▸ **EXERCISE**:
Nothing belongs in the answer except the lines of the material that include "kind".

▸ **DATA SHOWN**:
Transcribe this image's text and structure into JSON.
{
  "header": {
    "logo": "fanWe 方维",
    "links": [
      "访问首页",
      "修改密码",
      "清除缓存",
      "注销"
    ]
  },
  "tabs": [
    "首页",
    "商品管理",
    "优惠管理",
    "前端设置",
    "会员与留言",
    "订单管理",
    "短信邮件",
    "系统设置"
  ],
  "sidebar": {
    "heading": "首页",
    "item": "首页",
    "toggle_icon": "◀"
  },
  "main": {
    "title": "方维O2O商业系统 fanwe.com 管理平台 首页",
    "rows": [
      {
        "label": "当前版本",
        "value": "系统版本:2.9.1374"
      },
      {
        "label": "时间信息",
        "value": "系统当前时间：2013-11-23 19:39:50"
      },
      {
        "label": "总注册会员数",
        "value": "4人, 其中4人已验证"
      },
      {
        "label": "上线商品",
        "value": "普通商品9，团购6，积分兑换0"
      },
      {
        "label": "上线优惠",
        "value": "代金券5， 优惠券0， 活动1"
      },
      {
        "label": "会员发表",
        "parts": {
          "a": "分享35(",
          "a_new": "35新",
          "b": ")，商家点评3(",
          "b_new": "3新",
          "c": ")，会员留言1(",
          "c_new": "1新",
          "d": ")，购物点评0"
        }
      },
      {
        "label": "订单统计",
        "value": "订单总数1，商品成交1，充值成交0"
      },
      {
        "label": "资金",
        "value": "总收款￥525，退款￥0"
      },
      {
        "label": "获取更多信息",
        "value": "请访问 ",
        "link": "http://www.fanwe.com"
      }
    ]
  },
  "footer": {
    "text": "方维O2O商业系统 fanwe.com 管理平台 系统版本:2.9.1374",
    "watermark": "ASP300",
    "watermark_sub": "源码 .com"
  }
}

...

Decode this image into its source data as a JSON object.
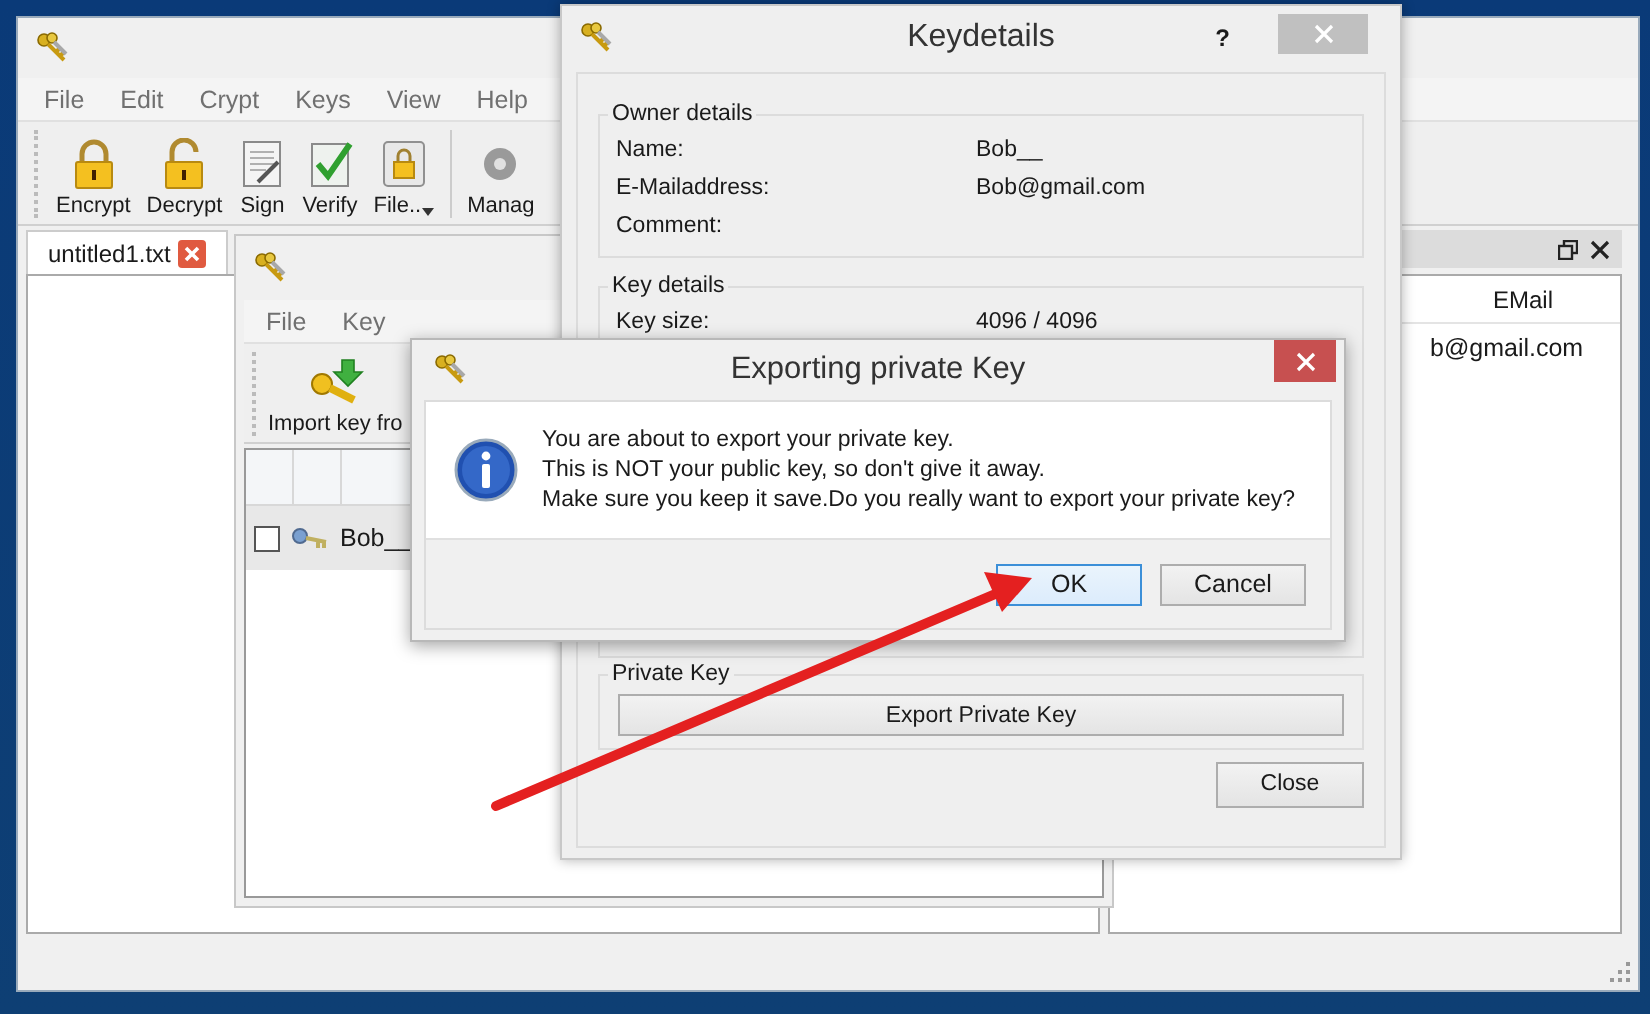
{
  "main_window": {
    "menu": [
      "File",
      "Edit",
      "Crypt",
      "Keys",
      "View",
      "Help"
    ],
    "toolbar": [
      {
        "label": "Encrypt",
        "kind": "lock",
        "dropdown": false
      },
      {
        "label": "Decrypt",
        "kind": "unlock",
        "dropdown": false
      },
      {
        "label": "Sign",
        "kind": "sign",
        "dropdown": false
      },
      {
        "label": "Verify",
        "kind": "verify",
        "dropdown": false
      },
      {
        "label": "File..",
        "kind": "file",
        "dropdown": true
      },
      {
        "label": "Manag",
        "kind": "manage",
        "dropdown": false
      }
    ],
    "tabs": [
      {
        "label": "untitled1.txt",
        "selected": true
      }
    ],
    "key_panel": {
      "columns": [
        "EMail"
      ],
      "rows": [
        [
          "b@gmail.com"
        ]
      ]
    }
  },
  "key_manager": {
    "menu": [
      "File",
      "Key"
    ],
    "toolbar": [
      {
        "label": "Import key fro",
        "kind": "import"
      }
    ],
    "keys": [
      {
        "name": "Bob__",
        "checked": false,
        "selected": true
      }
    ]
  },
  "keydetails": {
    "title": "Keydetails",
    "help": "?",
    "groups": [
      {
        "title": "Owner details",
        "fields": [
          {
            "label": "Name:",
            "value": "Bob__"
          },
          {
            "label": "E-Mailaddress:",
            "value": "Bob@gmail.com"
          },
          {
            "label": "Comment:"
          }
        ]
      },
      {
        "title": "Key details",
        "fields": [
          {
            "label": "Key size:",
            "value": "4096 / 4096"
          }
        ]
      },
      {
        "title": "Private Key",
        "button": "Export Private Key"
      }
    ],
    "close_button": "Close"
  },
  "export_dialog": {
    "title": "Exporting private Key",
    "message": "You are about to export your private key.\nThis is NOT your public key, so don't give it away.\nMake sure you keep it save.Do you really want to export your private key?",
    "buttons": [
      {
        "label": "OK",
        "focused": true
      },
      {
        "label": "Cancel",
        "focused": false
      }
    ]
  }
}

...

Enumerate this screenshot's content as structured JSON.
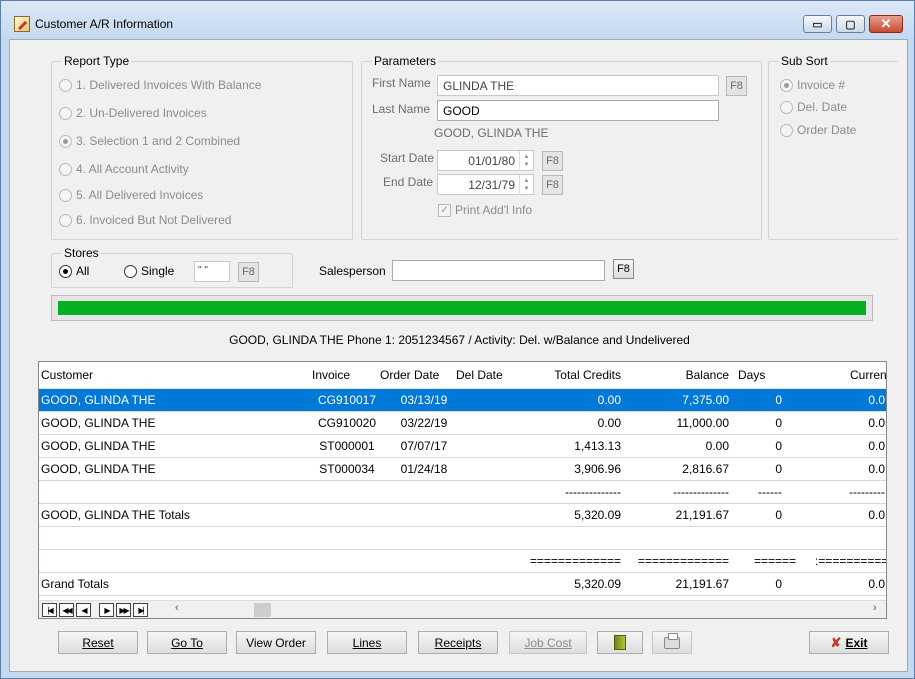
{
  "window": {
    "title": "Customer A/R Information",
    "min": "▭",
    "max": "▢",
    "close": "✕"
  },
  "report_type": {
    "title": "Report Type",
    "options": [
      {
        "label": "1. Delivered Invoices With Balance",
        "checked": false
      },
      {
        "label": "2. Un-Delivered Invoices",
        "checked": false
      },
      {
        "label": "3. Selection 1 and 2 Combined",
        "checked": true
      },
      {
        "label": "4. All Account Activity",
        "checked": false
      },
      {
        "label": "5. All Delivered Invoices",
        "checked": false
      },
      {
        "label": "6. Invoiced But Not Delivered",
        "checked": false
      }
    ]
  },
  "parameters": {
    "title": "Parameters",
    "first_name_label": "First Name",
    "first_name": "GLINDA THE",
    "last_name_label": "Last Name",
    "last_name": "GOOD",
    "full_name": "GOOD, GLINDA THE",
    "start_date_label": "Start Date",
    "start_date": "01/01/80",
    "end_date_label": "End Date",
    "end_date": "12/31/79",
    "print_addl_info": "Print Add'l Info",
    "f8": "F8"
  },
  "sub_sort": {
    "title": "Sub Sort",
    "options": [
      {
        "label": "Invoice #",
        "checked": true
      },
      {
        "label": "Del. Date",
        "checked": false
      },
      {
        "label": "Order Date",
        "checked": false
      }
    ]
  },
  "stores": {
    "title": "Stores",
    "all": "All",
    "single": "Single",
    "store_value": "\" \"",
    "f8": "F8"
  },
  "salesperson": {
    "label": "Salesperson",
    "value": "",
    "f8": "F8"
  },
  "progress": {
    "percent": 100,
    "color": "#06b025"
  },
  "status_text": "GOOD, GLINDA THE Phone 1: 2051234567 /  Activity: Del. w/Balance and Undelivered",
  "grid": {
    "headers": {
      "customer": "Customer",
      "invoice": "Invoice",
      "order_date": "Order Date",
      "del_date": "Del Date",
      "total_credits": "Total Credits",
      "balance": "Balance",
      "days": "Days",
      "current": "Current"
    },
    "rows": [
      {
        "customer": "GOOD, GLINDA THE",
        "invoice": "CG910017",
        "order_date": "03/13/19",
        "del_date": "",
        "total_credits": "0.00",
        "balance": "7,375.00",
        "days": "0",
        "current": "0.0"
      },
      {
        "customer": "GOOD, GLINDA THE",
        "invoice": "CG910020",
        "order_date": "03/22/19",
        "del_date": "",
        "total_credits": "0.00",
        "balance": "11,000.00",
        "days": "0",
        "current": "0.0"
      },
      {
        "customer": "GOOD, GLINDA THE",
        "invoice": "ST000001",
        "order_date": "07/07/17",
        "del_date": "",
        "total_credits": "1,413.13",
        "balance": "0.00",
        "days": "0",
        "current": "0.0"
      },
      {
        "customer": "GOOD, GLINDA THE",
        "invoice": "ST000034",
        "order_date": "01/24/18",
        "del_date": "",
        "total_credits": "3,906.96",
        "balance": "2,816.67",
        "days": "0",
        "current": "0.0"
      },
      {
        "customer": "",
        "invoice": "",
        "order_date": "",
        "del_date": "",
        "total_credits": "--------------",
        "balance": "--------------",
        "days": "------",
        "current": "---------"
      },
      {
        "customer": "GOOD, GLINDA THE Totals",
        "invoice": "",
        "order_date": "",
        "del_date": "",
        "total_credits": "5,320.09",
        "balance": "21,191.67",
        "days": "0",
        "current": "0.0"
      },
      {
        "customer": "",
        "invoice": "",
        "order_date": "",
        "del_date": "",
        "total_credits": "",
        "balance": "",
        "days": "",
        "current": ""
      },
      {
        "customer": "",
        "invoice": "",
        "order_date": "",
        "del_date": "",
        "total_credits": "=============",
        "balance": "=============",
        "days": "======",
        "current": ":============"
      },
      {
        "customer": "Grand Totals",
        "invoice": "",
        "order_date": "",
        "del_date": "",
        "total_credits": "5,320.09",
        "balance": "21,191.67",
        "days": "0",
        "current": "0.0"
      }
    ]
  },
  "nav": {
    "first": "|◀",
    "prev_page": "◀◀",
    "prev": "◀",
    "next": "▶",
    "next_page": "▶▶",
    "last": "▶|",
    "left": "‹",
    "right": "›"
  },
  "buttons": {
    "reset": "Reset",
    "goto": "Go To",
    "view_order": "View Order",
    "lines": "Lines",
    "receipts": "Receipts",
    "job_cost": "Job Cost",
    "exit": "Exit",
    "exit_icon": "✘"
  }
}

▸ **EXERCISE OUTPUT**:
        "kind": "lock",
        "kind": "unlock",
        "kind": "sign",
        "kind": "verify",
        "kind": "file",
        "kind": "manage",
        "kind": "import"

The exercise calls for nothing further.